A team of astronomers has announced the discovery of 62 new moons orbiting Saturn, returning it to first place in the Solar System’s “moon race.”
The new discoveries mean that Saturn has not only reclaimed its crown for having the most known moons (surpassing Jupiter with 95 moons), but is also the first planet to have more than 100 moons discovered.
Over the past two decades, Saturn’s surroundings have been repeatedly surveyed for moons with increasing sensitivity.
In this latest study, the team including Edaward Ashton, a postdoctoral fellow at the Academia Sinica Institute of Astronomy and Astrophysics in Taiwan, used a technique known as ‘shifting and stacking’ to find fainter (and therefore weaker) Saturnian moons. little). The method has been used for lunar searches around Neptune and Uranus, but never for Saturn.
Changing a set of sequential images at the speed at which the moon moves across the sky results in an enhancement of the signal when all the data is combined, allowing moons that were too faint to see in individual images to be become visible in the stacked image, the University of British Columbia, where Ashton began the study, explains in a statement.

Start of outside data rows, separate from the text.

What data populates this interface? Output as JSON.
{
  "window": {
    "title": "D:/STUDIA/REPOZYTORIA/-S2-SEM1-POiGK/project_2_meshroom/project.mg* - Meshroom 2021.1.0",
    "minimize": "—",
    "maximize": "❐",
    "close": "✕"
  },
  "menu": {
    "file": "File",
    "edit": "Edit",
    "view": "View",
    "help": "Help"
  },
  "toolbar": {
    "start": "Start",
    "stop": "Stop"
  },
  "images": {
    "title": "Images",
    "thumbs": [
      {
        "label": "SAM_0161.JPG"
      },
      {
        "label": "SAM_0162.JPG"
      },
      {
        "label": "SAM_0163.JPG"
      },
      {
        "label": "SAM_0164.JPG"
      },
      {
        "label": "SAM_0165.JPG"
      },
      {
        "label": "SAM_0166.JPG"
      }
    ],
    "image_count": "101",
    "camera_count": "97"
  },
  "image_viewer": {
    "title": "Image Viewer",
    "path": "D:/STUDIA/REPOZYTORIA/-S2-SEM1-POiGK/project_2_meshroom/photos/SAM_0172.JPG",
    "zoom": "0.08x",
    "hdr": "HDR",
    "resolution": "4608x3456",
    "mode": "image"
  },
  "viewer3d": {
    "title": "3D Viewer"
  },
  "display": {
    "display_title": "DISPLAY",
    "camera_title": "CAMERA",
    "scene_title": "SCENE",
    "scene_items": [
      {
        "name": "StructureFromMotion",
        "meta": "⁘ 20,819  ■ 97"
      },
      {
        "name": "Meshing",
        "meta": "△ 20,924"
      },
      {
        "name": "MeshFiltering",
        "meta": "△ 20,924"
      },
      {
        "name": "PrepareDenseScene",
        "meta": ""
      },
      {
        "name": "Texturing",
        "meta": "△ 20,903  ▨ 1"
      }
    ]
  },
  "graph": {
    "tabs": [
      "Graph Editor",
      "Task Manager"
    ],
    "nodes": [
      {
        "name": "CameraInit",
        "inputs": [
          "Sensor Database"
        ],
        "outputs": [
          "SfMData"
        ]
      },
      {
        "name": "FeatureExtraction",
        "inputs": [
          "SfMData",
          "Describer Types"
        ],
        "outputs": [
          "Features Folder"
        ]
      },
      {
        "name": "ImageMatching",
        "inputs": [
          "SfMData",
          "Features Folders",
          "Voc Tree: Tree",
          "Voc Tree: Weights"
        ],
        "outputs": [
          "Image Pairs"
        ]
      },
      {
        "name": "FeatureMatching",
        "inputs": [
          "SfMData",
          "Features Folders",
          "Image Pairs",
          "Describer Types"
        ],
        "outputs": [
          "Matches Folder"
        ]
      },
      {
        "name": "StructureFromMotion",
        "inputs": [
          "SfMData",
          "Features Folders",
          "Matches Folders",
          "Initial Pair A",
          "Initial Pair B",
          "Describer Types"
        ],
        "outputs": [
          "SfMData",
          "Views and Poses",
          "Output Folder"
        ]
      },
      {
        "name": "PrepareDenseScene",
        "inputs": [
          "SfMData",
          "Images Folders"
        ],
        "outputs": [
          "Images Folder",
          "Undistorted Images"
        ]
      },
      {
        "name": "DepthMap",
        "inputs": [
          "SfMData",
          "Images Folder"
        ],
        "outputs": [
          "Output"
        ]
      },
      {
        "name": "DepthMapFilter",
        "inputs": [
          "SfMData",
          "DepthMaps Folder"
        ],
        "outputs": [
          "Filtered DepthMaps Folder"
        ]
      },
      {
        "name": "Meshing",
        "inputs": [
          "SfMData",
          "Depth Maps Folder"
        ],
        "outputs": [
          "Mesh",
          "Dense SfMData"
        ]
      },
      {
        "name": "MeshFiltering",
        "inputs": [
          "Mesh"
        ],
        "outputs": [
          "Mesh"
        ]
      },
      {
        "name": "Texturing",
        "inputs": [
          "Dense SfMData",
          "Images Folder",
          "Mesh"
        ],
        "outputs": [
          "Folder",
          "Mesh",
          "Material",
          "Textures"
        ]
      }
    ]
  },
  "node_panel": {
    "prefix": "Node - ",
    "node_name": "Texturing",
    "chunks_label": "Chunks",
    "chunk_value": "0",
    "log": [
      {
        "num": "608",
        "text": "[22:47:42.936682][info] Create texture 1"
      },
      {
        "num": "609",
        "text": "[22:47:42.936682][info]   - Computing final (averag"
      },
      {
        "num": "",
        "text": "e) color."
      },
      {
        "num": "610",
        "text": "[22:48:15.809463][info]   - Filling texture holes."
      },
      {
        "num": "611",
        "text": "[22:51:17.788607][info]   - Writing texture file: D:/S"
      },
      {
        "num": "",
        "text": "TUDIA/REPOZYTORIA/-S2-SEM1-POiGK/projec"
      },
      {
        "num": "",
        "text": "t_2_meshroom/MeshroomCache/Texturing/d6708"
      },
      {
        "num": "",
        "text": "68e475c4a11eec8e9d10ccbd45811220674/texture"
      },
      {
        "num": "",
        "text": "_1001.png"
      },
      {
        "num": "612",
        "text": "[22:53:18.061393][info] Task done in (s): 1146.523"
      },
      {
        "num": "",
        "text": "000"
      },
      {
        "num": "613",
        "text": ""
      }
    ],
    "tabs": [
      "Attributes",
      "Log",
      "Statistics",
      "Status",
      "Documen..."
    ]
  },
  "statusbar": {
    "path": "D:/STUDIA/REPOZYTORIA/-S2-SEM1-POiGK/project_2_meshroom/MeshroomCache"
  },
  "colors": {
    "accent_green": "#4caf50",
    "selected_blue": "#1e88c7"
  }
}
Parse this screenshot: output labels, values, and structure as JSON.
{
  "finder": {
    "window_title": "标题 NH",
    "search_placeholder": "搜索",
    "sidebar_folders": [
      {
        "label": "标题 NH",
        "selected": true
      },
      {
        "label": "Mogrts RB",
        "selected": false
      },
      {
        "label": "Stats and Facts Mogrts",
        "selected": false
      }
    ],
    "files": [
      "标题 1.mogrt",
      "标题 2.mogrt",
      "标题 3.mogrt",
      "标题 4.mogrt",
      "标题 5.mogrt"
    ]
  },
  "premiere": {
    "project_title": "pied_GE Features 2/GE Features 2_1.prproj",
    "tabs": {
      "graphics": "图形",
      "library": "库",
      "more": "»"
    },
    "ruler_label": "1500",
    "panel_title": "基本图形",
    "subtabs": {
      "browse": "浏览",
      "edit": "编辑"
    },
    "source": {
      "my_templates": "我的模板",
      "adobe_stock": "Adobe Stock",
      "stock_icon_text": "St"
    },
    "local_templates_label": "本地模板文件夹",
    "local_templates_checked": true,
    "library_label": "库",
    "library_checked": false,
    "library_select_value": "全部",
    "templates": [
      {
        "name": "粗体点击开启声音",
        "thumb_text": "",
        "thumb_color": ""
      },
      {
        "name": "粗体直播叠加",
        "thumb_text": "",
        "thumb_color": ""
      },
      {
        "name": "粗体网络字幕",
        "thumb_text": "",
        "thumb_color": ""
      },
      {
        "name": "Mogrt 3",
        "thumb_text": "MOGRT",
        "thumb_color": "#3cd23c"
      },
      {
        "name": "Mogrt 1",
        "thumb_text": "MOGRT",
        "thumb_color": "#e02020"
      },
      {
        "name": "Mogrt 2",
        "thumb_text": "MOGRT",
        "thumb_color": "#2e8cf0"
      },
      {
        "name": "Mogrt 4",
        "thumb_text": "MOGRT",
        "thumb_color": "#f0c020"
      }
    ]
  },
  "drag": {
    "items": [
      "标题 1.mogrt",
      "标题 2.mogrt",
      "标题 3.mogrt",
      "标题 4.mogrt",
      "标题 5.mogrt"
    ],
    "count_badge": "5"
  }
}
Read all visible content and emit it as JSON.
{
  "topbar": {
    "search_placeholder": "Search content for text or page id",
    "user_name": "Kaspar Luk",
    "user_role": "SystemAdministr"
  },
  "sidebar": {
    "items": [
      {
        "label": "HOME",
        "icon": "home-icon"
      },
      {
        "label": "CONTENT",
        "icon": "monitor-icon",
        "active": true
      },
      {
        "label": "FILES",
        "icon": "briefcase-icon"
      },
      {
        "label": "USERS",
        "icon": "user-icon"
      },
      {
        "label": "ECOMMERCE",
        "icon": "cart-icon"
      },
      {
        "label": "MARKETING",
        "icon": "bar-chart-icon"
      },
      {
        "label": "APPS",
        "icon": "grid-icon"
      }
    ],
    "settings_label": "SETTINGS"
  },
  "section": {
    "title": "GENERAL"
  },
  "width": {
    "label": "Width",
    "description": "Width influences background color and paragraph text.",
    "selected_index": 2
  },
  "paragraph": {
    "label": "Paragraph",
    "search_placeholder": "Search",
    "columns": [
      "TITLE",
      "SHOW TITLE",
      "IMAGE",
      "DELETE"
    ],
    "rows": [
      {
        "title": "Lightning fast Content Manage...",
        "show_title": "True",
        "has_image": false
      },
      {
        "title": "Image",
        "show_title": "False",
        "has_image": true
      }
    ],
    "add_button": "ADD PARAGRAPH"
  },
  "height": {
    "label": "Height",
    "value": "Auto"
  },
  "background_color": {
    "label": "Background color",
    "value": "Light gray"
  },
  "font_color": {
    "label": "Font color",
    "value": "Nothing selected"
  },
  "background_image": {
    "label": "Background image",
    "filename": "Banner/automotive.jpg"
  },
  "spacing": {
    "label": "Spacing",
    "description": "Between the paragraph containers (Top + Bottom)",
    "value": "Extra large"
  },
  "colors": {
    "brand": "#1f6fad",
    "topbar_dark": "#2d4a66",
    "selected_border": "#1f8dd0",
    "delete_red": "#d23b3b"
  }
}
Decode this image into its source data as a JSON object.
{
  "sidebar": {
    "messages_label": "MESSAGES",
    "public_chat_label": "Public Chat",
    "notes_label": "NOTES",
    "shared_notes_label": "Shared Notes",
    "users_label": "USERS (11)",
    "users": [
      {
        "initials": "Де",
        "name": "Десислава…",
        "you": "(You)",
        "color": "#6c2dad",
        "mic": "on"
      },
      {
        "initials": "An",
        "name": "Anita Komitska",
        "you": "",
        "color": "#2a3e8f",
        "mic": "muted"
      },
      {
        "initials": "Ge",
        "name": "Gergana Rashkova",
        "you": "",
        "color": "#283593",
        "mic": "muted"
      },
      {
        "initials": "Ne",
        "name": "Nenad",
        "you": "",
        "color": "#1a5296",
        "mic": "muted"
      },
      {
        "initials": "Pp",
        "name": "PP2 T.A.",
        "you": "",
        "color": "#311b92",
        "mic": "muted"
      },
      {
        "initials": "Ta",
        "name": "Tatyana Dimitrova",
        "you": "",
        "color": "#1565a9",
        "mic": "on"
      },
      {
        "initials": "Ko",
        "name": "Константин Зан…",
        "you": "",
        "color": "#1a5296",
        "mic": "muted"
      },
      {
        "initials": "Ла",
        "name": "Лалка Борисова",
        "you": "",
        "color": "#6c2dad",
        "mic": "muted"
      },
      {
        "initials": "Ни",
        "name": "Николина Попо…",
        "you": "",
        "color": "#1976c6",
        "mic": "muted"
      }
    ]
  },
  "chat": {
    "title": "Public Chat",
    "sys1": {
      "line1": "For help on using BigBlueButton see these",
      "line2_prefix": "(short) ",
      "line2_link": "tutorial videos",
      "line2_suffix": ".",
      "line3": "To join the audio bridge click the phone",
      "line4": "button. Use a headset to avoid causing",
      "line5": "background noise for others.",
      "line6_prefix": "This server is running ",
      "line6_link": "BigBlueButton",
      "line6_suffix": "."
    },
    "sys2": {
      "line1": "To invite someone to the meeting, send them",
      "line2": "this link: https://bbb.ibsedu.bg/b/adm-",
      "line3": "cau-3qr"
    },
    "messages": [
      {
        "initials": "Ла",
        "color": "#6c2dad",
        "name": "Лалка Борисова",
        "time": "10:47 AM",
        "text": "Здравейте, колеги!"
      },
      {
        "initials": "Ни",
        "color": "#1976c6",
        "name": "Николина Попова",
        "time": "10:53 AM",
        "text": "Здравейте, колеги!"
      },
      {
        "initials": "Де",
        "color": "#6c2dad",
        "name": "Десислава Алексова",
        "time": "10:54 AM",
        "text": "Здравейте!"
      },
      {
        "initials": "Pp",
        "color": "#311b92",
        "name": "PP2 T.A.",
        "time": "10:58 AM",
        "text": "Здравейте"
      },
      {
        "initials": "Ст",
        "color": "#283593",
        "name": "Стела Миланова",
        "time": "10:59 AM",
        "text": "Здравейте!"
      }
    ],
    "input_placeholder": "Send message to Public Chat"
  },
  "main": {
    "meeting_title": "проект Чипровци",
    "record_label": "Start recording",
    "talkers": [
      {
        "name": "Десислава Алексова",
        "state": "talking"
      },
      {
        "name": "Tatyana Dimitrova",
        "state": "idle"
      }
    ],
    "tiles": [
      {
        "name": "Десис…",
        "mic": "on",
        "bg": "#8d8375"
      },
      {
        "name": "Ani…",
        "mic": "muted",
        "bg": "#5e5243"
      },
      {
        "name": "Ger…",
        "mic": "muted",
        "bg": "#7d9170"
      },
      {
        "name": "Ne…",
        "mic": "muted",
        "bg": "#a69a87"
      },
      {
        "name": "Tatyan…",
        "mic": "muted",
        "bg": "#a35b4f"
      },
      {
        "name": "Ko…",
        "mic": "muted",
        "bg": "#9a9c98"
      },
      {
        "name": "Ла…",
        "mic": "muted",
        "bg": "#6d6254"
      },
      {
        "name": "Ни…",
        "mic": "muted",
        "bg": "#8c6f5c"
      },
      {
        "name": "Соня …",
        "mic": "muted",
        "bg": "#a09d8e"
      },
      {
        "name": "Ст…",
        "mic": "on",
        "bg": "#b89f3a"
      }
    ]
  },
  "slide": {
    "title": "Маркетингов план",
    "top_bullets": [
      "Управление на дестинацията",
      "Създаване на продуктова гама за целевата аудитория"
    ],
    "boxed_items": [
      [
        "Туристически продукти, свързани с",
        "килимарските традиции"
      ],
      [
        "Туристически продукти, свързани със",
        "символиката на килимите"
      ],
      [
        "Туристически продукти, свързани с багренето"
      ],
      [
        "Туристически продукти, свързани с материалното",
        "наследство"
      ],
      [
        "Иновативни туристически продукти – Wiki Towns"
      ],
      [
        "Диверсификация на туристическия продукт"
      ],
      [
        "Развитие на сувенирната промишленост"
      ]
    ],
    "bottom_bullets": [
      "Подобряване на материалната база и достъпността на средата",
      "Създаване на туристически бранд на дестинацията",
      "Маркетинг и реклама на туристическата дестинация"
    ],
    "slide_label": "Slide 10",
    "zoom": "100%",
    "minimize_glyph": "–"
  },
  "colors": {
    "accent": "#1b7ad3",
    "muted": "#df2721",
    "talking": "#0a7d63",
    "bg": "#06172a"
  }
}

The team used data taken with the Canada, France, Hawaii Telescope (CFHT) on top of Mauna Kea, Hawaii, between 2019 and 2021. By shifting and stacking many sequential images taken over three-hour periods, they were able to detect moons orbiting Saturn up to about 2.5 kilometers in diameter.
The team led by Ashton includes UBC Professor Dr. Brett Gladman, Dr. Mike Alexandersen (Harvard Smithsonian Center for Astrophysics), Dr. Jean-Marc Petit (Besancon Observatory) and Matthew Beaudoin (UBC).